++++ Given entries ++++
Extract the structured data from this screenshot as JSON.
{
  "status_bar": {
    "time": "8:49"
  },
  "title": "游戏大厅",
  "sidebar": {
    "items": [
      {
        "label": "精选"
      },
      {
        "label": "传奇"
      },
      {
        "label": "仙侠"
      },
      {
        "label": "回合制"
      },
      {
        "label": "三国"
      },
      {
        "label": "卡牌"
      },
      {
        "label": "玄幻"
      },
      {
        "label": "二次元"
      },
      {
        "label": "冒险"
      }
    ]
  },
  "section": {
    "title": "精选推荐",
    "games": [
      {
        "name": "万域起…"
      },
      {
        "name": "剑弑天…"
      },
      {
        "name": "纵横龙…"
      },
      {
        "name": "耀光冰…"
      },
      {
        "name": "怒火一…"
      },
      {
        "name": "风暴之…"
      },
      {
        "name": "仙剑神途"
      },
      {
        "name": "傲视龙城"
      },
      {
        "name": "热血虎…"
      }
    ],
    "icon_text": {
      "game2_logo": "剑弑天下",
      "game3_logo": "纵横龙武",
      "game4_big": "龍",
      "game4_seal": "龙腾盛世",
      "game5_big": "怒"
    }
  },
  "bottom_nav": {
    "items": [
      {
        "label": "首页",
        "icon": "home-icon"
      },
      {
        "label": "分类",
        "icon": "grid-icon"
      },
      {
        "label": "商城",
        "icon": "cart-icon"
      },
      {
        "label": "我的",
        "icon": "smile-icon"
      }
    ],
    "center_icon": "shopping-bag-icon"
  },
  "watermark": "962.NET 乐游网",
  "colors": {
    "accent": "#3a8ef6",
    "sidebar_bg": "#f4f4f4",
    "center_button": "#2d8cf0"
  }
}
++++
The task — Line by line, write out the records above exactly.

Task response —
Extract the structured data from this screenshot as JSON.
{
  "status_bar": {
    "time": "8:49"
  },
  "title": "游戏大厅",
  "sidebar": {
    "items": [
      {
        "label": "精选"
      },
      {
        "label": "传奇"
      },
      {
        "label": "仙侠"
      },
      {
        "label": "回合制"
      },
      {
        "label": "三国"
      },
      {
        "label": "卡牌"
      },
      {
        "label": "玄幻"
      },
      {
        "label": "二次元"
      },
      {
        "label": "冒险"
      }
    ]
  },
  "section": {
    "title": "精选推荐",
    "games": [
      {
        "name": "万域起…"
      },
      {
        "name": "剑弑天…"
      },
      {
        "name": "纵横龙…"
      },
      {
        "name": "耀光冰…"
      },
      {
        "name": "怒火一…"
      },
      {
        "name": "风暴之…"
      },
      {
        "name": "仙剑神途"
      },
      {
        "name": "傲视龙城"
      },
      {
        "name": "热血虎…"
      }
    ],
    "icon_text": {
      "game2_logo": "剑弑天下",
      "game3_logo": "纵横龙武",
      "game4_big": "龍",
      "game4_seal": "龙腾盛世",
      "game5_big": "怒"
    }
  },
  "bottom_nav": {
    "items": [
      {
        "label": "首页",
        "icon": "home-icon"
      },
      {
        "label": "分类",
        "icon": "grid-icon"
      },
      {
        "label": "商城",
        "icon": "cart-icon"
      },
      {
        "label": "我的",
        "icon": "smile-icon"
      }
    ],
    "center_icon": "shopping-bag-icon"
  },
  "watermark": "962.NET 乐游网",
  "colors": {
    "accent": "#3a8ef6",
    "sidebar_bg": "#f4f4f4",
    "center_button": "#2d8cf0"
  }
}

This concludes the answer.